◆ **SUPPLIED ENTRIES**
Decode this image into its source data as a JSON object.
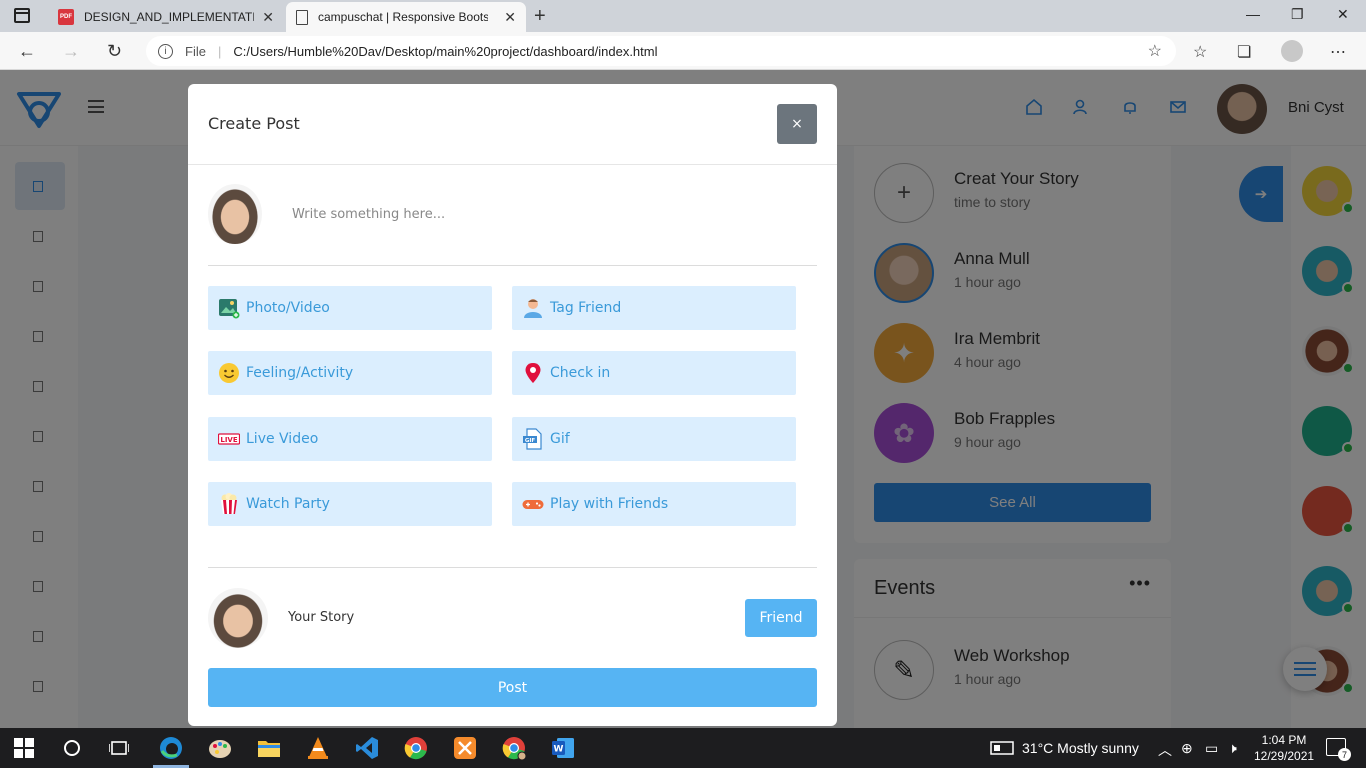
{
  "browser": {
    "tabs": [
      {
        "title": "DESIGN_AND_IMPLEMENTATION",
        "icon": "pdf-icon",
        "active": false
      },
      {
        "title": "campuschat | Responsive Bootstr",
        "icon": "page-icon",
        "active": true
      }
    ],
    "address": {
      "scheme_label": "File",
      "url": "C:/Users/Humble%20Dav/Desktop/main%20project/dashboard/index.html"
    }
  },
  "app": {
    "header": {
      "username": "Bni Cyst"
    },
    "stories": [
      {
        "name": "Creat Your Story",
        "time": "time to story"
      },
      {
        "name": "Anna Mull",
        "time": "1 hour ago"
      },
      {
        "name": "Ira Membrit",
        "time": "4 hour ago"
      },
      {
        "name": "Bob Frapples",
        "time": "9 hour ago"
      }
    ],
    "see_all_label": "See All",
    "events": {
      "title": "Events",
      "items": [
        {
          "name": "Web Workshop",
          "time": "1 hour ago"
        }
      ]
    }
  },
  "modal": {
    "title": "Create Post",
    "close_label": "×",
    "input_placeholder": "Write something here...",
    "options": [
      {
        "label": "Photo/Video",
        "icon": "photo-icon"
      },
      {
        "label": "Tag Friend",
        "icon": "tag-friend-icon"
      },
      {
        "label": "Feeling/Activity",
        "icon": "smiley-icon"
      },
      {
        "label": "Check in",
        "icon": "location-pin-icon"
      },
      {
        "label": "Live Video",
        "icon": "live-icon"
      },
      {
        "label": "Gif",
        "icon": "gif-icon"
      },
      {
        "label": "Watch Party",
        "icon": "popcorn-icon"
      },
      {
        "label": "Play with Friends",
        "icon": "gamepad-icon"
      }
    ],
    "story_label": "Your Story",
    "friend_label": "Friend",
    "post_label": "Post"
  },
  "taskbar": {
    "weather": "31°C  Mostly sunny",
    "time": "1:04 PM",
    "date": "12/29/2021",
    "notification_count": "7"
  },
  "colors": {
    "accent": "#2f8ce6",
    "modal_button": "#56b4f3",
    "option_bg": "#dbeefe",
    "option_text": "#3a9ad9",
    "online": "#2bb94c"
  }
}
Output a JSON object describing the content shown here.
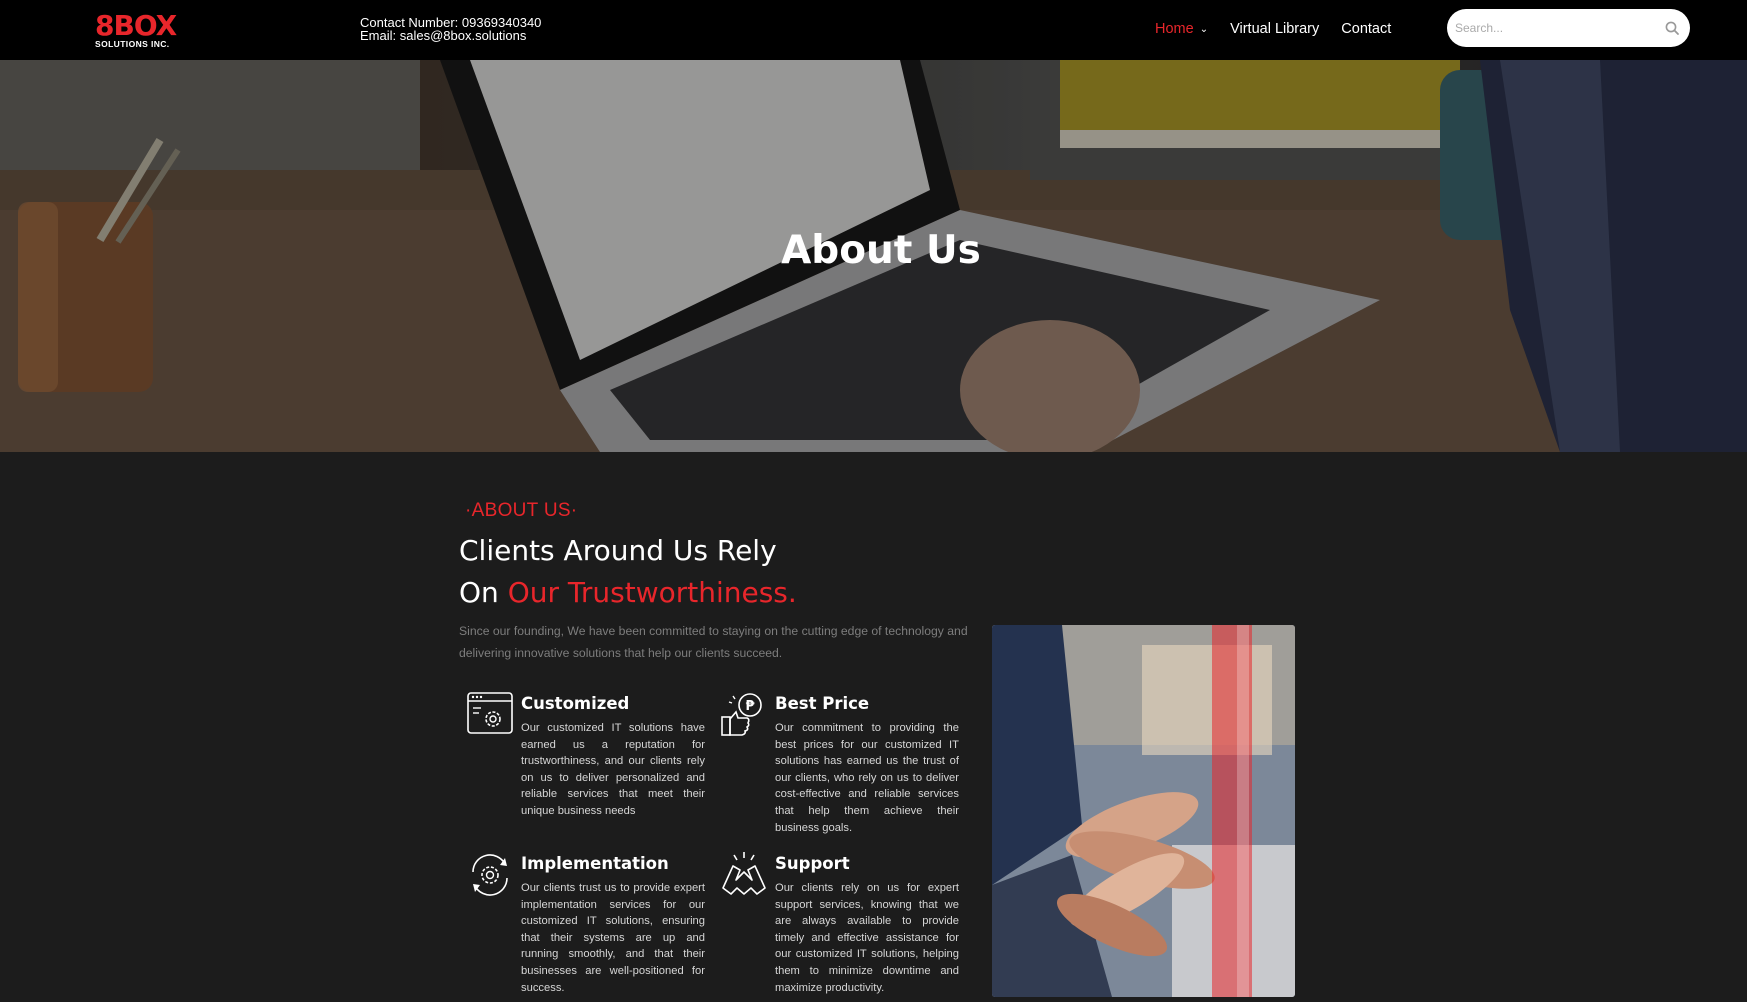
{
  "header": {
    "logo_mark": "8BOX",
    "logo_sub": "SOLUTIONS INC.",
    "contact_number": "Contact Number: 09369340340",
    "email": "Email: sales@8box.solutions",
    "nav": [
      {
        "label": "Home",
        "active": true
      },
      {
        "label": "Virtual Library",
        "active": false
      },
      {
        "label": "Contact",
        "active": false
      }
    ],
    "search_placeholder": "Search..."
  },
  "hero": {
    "title": "About Us"
  },
  "about": {
    "eyebrow": "·ABOUT US·",
    "headline_line1": "Clients Around Us Rely",
    "headline_line2_prefix": "On ",
    "headline_line2_highlight": "Our Trustworthiness.",
    "intro": "Since our founding, We have been committed to staying on the cutting edge of technology and delivering innovative solutions that help our clients succeed.",
    "features": [
      {
        "icon": "settings-window-icon",
        "title": "Customized",
        "text": "Our customized IT solutions have earned us a reputation for trustworthiness, and our clients rely on us to deliver personalized and reliable services that meet their unique business needs"
      },
      {
        "icon": "thumbs-up-price-icon",
        "title": "Best Price",
        "text": "Our commitment to providing the best prices for our customized IT solutions has earned us the trust of our clients, who rely on us to deliver cost-effective and reliable services that help them achieve their business goals."
      },
      {
        "icon": "gear-cycle-icon",
        "title": "Implementation",
        "text": "Our clients trust us to provide expert implementation services for our customized IT solutions, ensuring that their systems are up and running smoothly, and that their businesses are well-positioned for success."
      },
      {
        "icon": "handshake-icon",
        "title": "Support",
        "text": "Our clients rely on us for expert support services, knowing that we are always available to provide timely and effective assistance for our customized IT solutions, helping them to minimize downtime and maximize productivity."
      }
    ]
  },
  "colors": {
    "accent": "#e8262b",
    "background": "#1c1c1c",
    "header": "#000000"
  }
}
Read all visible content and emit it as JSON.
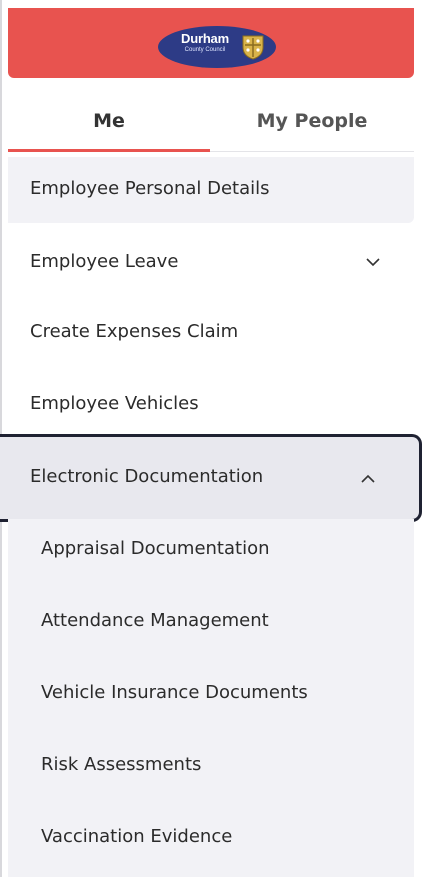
{
  "header": {
    "logo_name": "Durham",
    "logo_sub": "County Council"
  },
  "tabs": [
    {
      "label": "Me",
      "active": true
    },
    {
      "label": "My People",
      "active": false
    }
  ],
  "nav": {
    "items": [
      {
        "label": "Employee Personal Details"
      },
      {
        "label": "Employee Leave",
        "icon": "chevron-down-icon"
      },
      {
        "label": "Create Expenses Claim"
      },
      {
        "label": "Employee Vehicles"
      },
      {
        "label": "Electronic Documentation",
        "icon": "chevron-up-icon",
        "expanded": true
      }
    ],
    "sub_items": [
      {
        "label": "Appraisal Documentation"
      },
      {
        "label": "Attendance Management"
      },
      {
        "label": "Vehicle Insurance Documents"
      },
      {
        "label": "Risk Assessments"
      },
      {
        "label": "Vaccination Evidence"
      }
    ]
  },
  "colors": {
    "brand": "#e8534f",
    "logo_bg": "#2d3b86",
    "selected_bg": "#f2f2f6",
    "focus_border": "#1f2232"
  }
}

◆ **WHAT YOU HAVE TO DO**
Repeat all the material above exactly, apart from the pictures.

◆ **WRITTEN ANSWER**
Decode this image into its source data as a JSON object.
{
  "browser": {
    "tabs": [
      {
        "title": "DESIGN_AND_IMPLEMENTATION",
        "icon": "pdf-icon",
        "active": false
      },
      {
        "title": "campuschat | Responsive Bootstr",
        "icon": "page-icon",
        "active": true
      }
    ],
    "address": {
      "scheme_label": "File",
      "url": "C:/Users/Humble%20Dav/Desktop/main%20project/dashboard/index.html"
    }
  },
  "app": {
    "header": {
      "username": "Bni Cyst"
    },
    "stories": [
      {
        "name": "Creat Your Story",
        "time": "time to story"
      },
      {
        "name": "Anna Mull",
        "time": "1 hour ago"
      },
      {
        "name": "Ira Membrit",
        "time": "4 hour ago"
      },
      {
        "name": "Bob Frapples",
        "time": "9 hour ago"
      }
    ],
    "see_all_label": "See All",
    "events": {
      "title": "Events",
      "items": [
        {
          "name": "Web Workshop",
          "time": "1 hour ago"
        }
      ]
    }
  },
  "modal": {
    "title": "Create Post",
    "close_label": "×",
    "input_placeholder": "Write something here...",
    "options": [
      {
        "label": "Photo/Video",
        "icon": "photo-icon"
      },
      {
        "label": "Tag Friend",
        "icon": "tag-friend-icon"
      },
      {
        "label": "Feeling/Activity",
        "icon": "smiley-icon"
      },
      {
        "label": "Check in",
        "icon": "location-pin-icon"
      },
      {
        "label": "Live Video",
        "icon": "live-icon"
      },
      {
        "label": "Gif",
        "icon": "gif-icon"
      },
      {
        "label": "Watch Party",
        "icon": "popcorn-icon"
      },
      {
        "label": "Play with Friends",
        "icon": "gamepad-icon"
      }
    ],
    "story_label": "Your Story",
    "friend_label": "Friend",
    "post_label": "Post"
  },
  "taskbar": {
    "weather": "31°C  Mostly sunny",
    "time": "1:04 PM",
    "date": "12/29/2021",
    "notification_count": "7"
  },
  "colors": {
    "accent": "#2f8ce6",
    "modal_button": "#56b4f3",
    "option_bg": "#dbeefe",
    "option_text": "#3a9ad9",
    "online": "#2bb94c"
  }
}
Output a JSON object describing the content shown here.
{
  "header": {
    "logo_mark": "8BOX",
    "logo_sub": "SOLUTIONS INC.",
    "contact_number": "Contact Number: 09369340340",
    "email": "Email: sales@8box.solutions",
    "nav": [
      {
        "label": "Home",
        "active": true
      },
      {
        "label": "Virtual Library",
        "active": false
      },
      {
        "label": "Contact",
        "active": false
      }
    ],
    "search_placeholder": "Search..."
  },
  "hero": {
    "title": "About Us"
  },
  "about": {
    "eyebrow": "·ABOUT US·",
    "headline_line1": "Clients Around Us Rely",
    "headline_line2_prefix": "On ",
    "headline_line2_highlight": "Our Trustworthiness.",
    "intro": "Since our founding, We have been committed to staying on the cutting edge of technology and delivering innovative solutions that help our clients succeed.",
    "features": [
      {
        "icon": "settings-window-icon",
        "title": "Customized",
        "text": "Our customized IT solutions have earned us a reputation for trustworthiness, and our clients rely on us to deliver personalized and reliable services that meet their unique business needs"
      },
      {
        "icon": "thumbs-up-price-icon",
        "title": "Best Price",
        "text": "Our commitment to providing the best prices for our customized IT solutions has earned us the trust of our clients, who rely on us to deliver cost-effective and reliable services that help them achieve their business goals."
      },
      {
        "icon": "gear-cycle-icon",
        "title": "Implementation",
        "text": "Our clients trust us to provide expert implementation services for our customized IT solutions, ensuring that their systems are up and running smoothly, and that their businesses are well-positioned for success."
      },
      {
        "icon": "handshake-icon",
        "title": "Support",
        "text": "Our clients rely on us for expert support services, knowing that we are always available to provide timely and effective assistance for our customized IT solutions, helping them to minimize downtime and maximize productivity."
      }
    ]
  },
  "colors": {
    "accent": "#e8262b",
    "background": "#1c1c1c",
    "header": "#000000"
  }
}
Read all visible content and emit it as JSON.
{
  "header": {
    "logo_name": "Durham",
    "logo_sub": "County Council"
  },
  "tabs": [
    {
      "label": "Me",
      "active": true
    },
    {
      "label": "My People",
      "active": false
    }
  ],
  "nav": {
    "items": [
      {
        "label": "Employee Personal Details"
      },
      {
        "label": "Employee Leave",
        "icon": "chevron-down-icon"
      },
      {
        "label": "Create Expenses Claim"
      },
      {
        "label": "Employee Vehicles"
      },
      {
        "label": "Electronic Documentation",
        "icon": "chevron-up-icon",
        "expanded": true
      }
    ],
    "sub_items": [
      {
        "label": "Appraisal Documentation"
      },
      {
        "label": "Attendance Management"
      },
      {
        "label": "Vehicle Insurance Documents"
      },
      {
        "label": "Risk Assessments"
      },
      {
        "label": "Vaccination Evidence"
      }
    ]
  },
  "colors": {
    "brand": "#e8534f",
    "logo_bg": "#2d3b86",
    "selected_bg": "#f2f2f6",
    "focus_border": "#1f2232"
  }
}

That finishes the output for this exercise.